Residual values tell you a lot about a vehicle. If a car or truck has good quality and has plenty of customer demand it will have high residuals. If it's a lemon on wheels, clogging the rental lots, it will carry poor residuals. Detroit automakers have fared poorly in residual values for quite a few years, but it appears Ford may have taken a big step towards correcting that problem.
Ford is gleefully touting the results of the ALG January/February 2010 Residual Value Forecast for a good reason; the residuals of Ford, Lincoln and Mercury vehicles went up by $1,310 versus the January/February 2009 numbers. The residual values are based off of a formula that shows how much 2010 vehicles will be worth 36 months after purchase and Ford maintains the increase in residuals has a lot to do with the success of its latest redesigns and improved quality.

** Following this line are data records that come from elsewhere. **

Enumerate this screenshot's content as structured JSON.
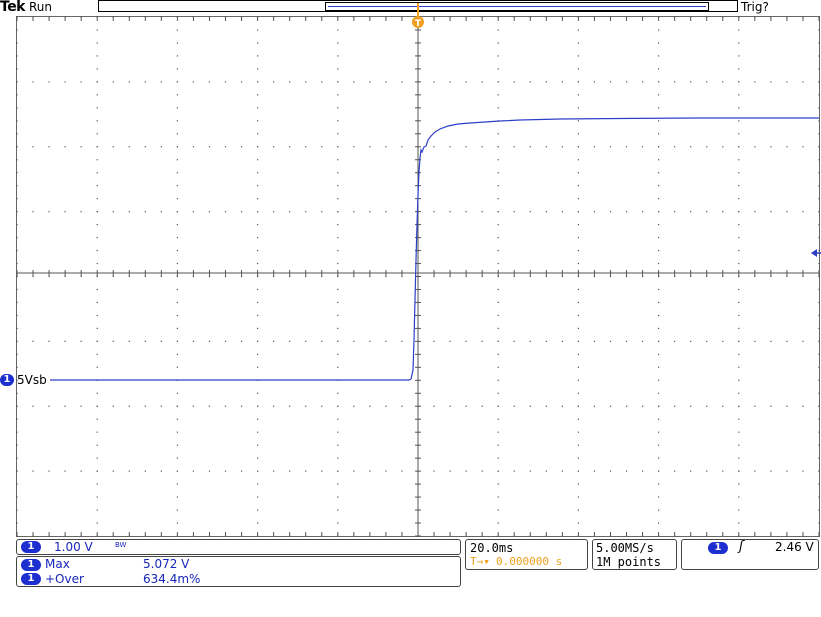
{
  "header": {
    "brand": "Tek",
    "run_state": "Run",
    "trigger_state": "Trig?"
  },
  "trigger_marker": {
    "label": "T"
  },
  "channel": {
    "number": "1",
    "label": "5Vsb",
    "scale": "1.00 V",
    "bandwidth_symbol": "BW",
    "color": "#2c3fc7"
  },
  "measurements": [
    {
      "badge": "1",
      "name": "Max",
      "value": "5.072 V"
    },
    {
      "badge": "1",
      "name": "+Over",
      "value": "634.4m%"
    }
  ],
  "timebase": {
    "scale": "20.0ms",
    "trigger_position": "0.000000 s",
    "sample_rate": "5.00MS/s",
    "record_length": "1M points"
  },
  "trigger": {
    "source_badge": "1",
    "slope_symbol": "ʃ",
    "level": "2.46 V"
  },
  "colors": {
    "trace": "#2c3fc7",
    "accent_orange": "#f0a020",
    "grid": "#555555"
  }
}
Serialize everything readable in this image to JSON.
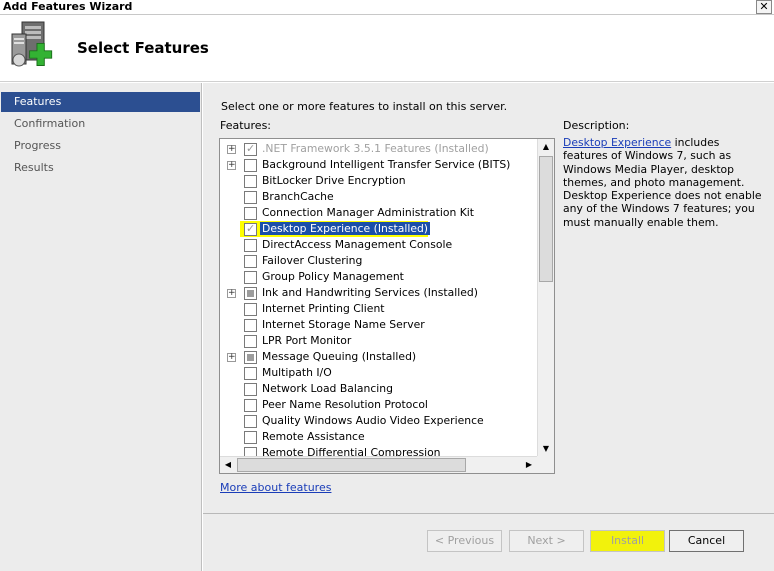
{
  "window": {
    "title": "Add Features Wizard",
    "close_glyph": "✕"
  },
  "header": {
    "heading": "Select Features",
    "icon": "server-add-icon"
  },
  "nav": {
    "items": [
      {
        "label": "Features",
        "active": true
      },
      {
        "label": "Confirmation"
      },
      {
        "label": "Progress"
      },
      {
        "label": "Results"
      }
    ]
  },
  "main": {
    "instruction": "Select one or more features to install on this server.",
    "features_label": "Features:",
    "description_label": "Description:",
    "description": {
      "link": "Desktop Experience",
      "text": " includes features of Windows 7, such as Windows Media Player, desktop themes, and photo management. Desktop Experience does not enable any of the Windows 7 features; you must manually enable them."
    },
    "features": [
      {
        "label": ".NET Framework 3.5.1 Features  (Installed)",
        "expandable": true,
        "state": "checked",
        "disabled": true
      },
      {
        "label": "Background Intelligent Transfer Service (BITS)",
        "expandable": true,
        "state": "unchecked"
      },
      {
        "label": "BitLocker Drive Encryption",
        "state": "unchecked"
      },
      {
        "label": "BranchCache",
        "state": "unchecked"
      },
      {
        "label": "Connection Manager Administration Kit",
        "state": "unchecked"
      },
      {
        "label": "Desktop Experience  (Installed)",
        "state": "checked",
        "selected": true
      },
      {
        "label": "DirectAccess Management Console",
        "state": "unchecked"
      },
      {
        "label": "Failover Clustering",
        "state": "unchecked"
      },
      {
        "label": "Group Policy Management",
        "state": "unchecked"
      },
      {
        "label": "Ink and Handwriting Services  (Installed)",
        "expandable": true,
        "state": "partial"
      },
      {
        "label": "Internet Printing Client",
        "state": "unchecked"
      },
      {
        "label": "Internet Storage Name Server",
        "state": "unchecked"
      },
      {
        "label": "LPR Port Monitor",
        "state": "unchecked"
      },
      {
        "label": "Message Queuing  (Installed)",
        "expandable": true,
        "state": "partial"
      },
      {
        "label": "Multipath I/O",
        "state": "unchecked"
      },
      {
        "label": "Network Load Balancing",
        "state": "unchecked"
      },
      {
        "label": "Peer Name Resolution Protocol",
        "state": "unchecked"
      },
      {
        "label": "Quality Windows Audio Video Experience",
        "state": "unchecked"
      },
      {
        "label": "Remote Assistance",
        "state": "unchecked"
      },
      {
        "label": "Remote Differential Compression",
        "state": "unchecked"
      }
    ],
    "more_link": "More about features"
  },
  "buttons": {
    "previous": "< Previous",
    "next": "Next >",
    "install": "Install",
    "cancel": "Cancel"
  },
  "colors": {
    "nav_active": "#2c4f91",
    "highlight": "#ffff00",
    "selection": "#1b4fa8"
  }
}
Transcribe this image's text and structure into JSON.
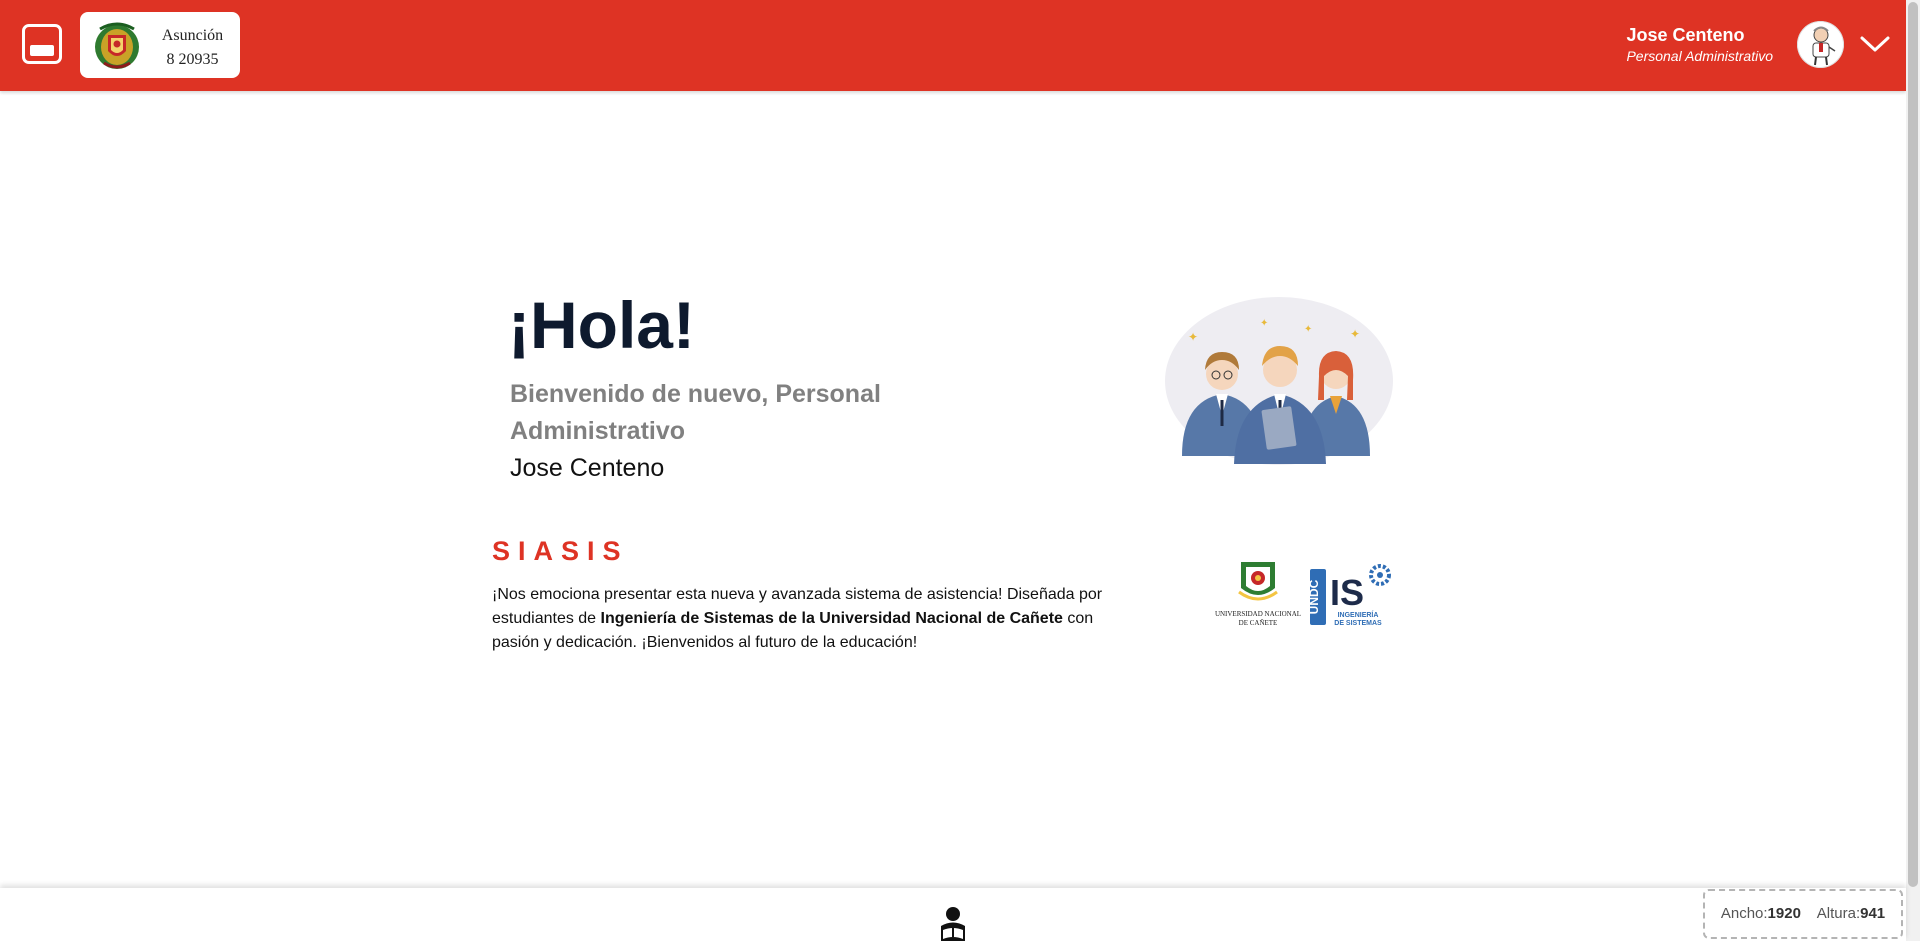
{
  "header": {
    "school_name": "Asunción",
    "school_code": "8 20935",
    "user_name": "Jose Centeno",
    "user_role": "Personal Administrativo",
    "accent_color": "#de3324"
  },
  "main": {
    "greeting": "¡Hola!",
    "welcome_line": "Bienvenido de nuevo, Personal Administrativo",
    "user_name": "Jose Centeno",
    "brand": "SIASIS",
    "description_intro": "¡Nos emociona presentar esta nueva y avanzada sistema de asistencia! Diseñada por estudiantes de ",
    "description_bold": "Ingeniería de Sistemas de la Universidad Nacional de Cañete",
    "description_outro": " con pasión y dedicación. ¡Bienvenidos al futuro de la educación!",
    "logo_undc_line1": "UNIVERSIDAD NACIONAL",
    "logo_undc_line2": "DE CAÑETE",
    "logo_is_vertical": "UNDC",
    "logo_is_letters": "IS",
    "logo_is_line1": "INGENIERÍA",
    "logo_is_line2": "DE SISTEMAS"
  },
  "footer": {
    "width_label": "Ancho:",
    "width_value": "1920",
    "height_label": "Altura:",
    "height_value": "941"
  },
  "icons": {
    "menu": "sidebar-toggle-icon",
    "crest": "school-crest-icon",
    "avatar": "user-avatar",
    "chevron": "chevron-down-icon",
    "footer": "student-reading-icon"
  }
}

Proof of Ford's improved 36-month value scores comes in a comparison of the Fusion versus the Toyota Camry. The Fusion is now reportedly worth $687 more than the Camry after three years. The Ford Flex enjoys an even more decisive win versus the Toyota Highlander, as the boxy Blue Oval-branded wagon will reportedly be worth $1,800 more in three years. The 2010 Taurus scored the biggest increase, but not against the foreign competition. The smartly restyled sedan is worth $4,862 more after three years than the invisible 2009 Taurus. Both the Taurus and the Super Duty won the Kelly Blue Book Best Residual Value award in their respective segments.
A big reason Ford's residual values have skyrocketed in only one year is due to the automaker's improved status amongst customers. Fresh data from research firm Compete, Inc reportedly shows that the Blue Oval has surpassed Toyota in overall customer consideration for the past three months. Ford hasn't passed Toyota in Compete's customer satisfaction index since the firm began collecting data in 2002. Hit the jump to read over the Ford press release.